Posted on September 20, 2010
Cokie and Steve RobertsIn the lead-up to Hurricane Earl, we heard a word we’ve never heard before in disaster preparedness: “children.” In talking about the lessons of Katrina, FEMA administrator Craig Fugate told CNN: “One of the things we’ve got to be prepared for are children and infants.” Finally, someone at the federal level has gotten the message that children can’t be treated as short adults in emergencies, that they have different needs than grown-ups. That’s the good news. The bad news? With the worst of the hurricane season upon us, Congress hasn’t gotten around to doing anything to protect those kids.
The sad Katrina stories about homeless dogs and cats or desperate people refusing to leave their flooded homes without their pets moved lawmakers to act with what can be considered lightning speed for Capitol Hill. Only a little more than a year after the storm, President Bush signed the PETS law, which requires FEMA to ensure “emergency preparedness operational plans (including evacuation plans) take into account the needs of individuals with household pets and service animals.”
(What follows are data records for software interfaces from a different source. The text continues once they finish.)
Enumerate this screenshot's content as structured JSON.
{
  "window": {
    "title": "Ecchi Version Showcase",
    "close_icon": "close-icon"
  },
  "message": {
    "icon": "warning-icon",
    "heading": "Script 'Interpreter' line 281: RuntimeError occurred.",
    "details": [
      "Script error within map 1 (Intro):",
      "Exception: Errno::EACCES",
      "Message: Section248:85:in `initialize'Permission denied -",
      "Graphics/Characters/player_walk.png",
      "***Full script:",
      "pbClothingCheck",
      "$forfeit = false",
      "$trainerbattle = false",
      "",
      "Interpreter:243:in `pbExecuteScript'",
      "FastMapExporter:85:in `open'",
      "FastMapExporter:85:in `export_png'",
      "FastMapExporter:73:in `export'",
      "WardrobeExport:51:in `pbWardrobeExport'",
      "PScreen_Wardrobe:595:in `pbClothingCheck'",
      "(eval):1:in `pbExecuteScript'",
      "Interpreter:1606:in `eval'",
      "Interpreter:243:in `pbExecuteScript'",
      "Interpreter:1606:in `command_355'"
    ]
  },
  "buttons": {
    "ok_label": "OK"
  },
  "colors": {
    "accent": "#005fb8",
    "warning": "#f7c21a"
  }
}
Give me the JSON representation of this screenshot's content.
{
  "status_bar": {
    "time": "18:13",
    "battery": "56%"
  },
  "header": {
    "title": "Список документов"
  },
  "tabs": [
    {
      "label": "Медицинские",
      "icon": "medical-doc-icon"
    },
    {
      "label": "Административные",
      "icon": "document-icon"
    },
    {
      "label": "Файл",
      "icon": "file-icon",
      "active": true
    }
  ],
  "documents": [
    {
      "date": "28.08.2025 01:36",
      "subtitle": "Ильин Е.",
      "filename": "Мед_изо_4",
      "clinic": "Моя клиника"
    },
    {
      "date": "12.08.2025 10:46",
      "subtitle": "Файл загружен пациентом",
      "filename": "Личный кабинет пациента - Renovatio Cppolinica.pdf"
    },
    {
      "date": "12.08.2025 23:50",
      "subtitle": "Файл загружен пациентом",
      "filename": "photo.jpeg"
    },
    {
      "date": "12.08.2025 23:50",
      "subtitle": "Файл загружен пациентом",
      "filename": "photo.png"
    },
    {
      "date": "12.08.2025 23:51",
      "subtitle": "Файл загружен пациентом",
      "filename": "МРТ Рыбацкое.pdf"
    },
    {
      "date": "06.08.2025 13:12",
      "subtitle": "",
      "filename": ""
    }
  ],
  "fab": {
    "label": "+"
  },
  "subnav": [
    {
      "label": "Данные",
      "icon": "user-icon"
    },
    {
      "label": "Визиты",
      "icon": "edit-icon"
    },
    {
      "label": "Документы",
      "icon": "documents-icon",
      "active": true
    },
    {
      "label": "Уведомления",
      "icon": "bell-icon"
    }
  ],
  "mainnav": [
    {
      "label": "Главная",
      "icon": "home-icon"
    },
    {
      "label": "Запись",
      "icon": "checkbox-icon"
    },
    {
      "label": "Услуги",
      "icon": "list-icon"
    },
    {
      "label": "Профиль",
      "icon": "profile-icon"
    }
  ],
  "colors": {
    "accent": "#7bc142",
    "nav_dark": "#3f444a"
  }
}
The law also authorizes funding “for animal emergency-preparedness purposes, including the procurement, construction, leasing or renovating of emergency shelter facilities” to accommodate people with their pets and service animals in an evacuation. We’re happy for the dogs and cats; we wouldn’t want to leave our dog behind in an emergency, either.
Katrina separated more than 5,000 kids from their parents. Think how terrifying that would be. Some families didn’t find their kids for six months. But more than half the states still don’t require schools and daycare
Some improvements did follow on the Katrina fiasco. In the storm’s aftermath, children in shelters saw and heard things children should never see and hear. There was no way to shield kids from what was going on around them — families with infants and toddlers lived in open spaces next to single young men. There weren’t enough cribs, diapers, bottles and pediatric medicines. There certainly were no toys or programs in place to deal with children’s fears or simply to occupy their time.
Still, at a recent commission meeting, FEMA’s Fugate admitted: “Children are a part of every community, but too often in the past they’ve been left out of emergency planning or thought of only after the initial plan has been written.” He pledged to work to change that. But FEMA can only do so much. Congress must act if localities are to have the money to get schools up and running as quickly as possible — after Katrina, more than 50,000 kids only erratically attended school for an entire year — and fund daycare for small children so their parents can get back to work.
That disagreement is keeping the Congress from ensuring that states have adequate emergency plans in place to evacuate kids from schools and get them back together with their families as the legislation requires — that’s the very least that the lawmakers should insist on for our kids.But we just wish the kids had some similar consideration. centers to have plans in place to reach children’s families in an emergency and reunite them with their kids. Daycare centers also aren’t required to have an evacuation and relocation plan in most states, and there are few provisions in place for kids with disabilities. In international disasters, nongovernmental organizations instantly swing into action to provide all of those things for children and to embark on family reunification. Some of those organizations, such as Save the Children, where Cokie is a trustee, have prevailed on emergency-preparedness officials in this country to be more mindful of the problems of kids in shelters or FEMA trailer compounds. Through their efforts, Congress created a National Commission on Children and Disasters, and the Red Cross and FEMA have worked with the commission to make shelters safer and friendlier for children. In the Senate, Democrat Mary Landrieu and Republican Lamar Alexander have introduced a bill that would do just that, plus provide medical care and mental-health counseling for kids. But it’s in legislative limbo because of differences among Democrats about whether payments for schools in affected areas would include nonpublic schools. Otherwise, when the next big storm comes along — and one will hit sooner or later — we could once again find children in unsafe situations, months elapsing before they find their families and out of school for far too long. But hey, there’s something to be grateful for — the pets should do all right this time around.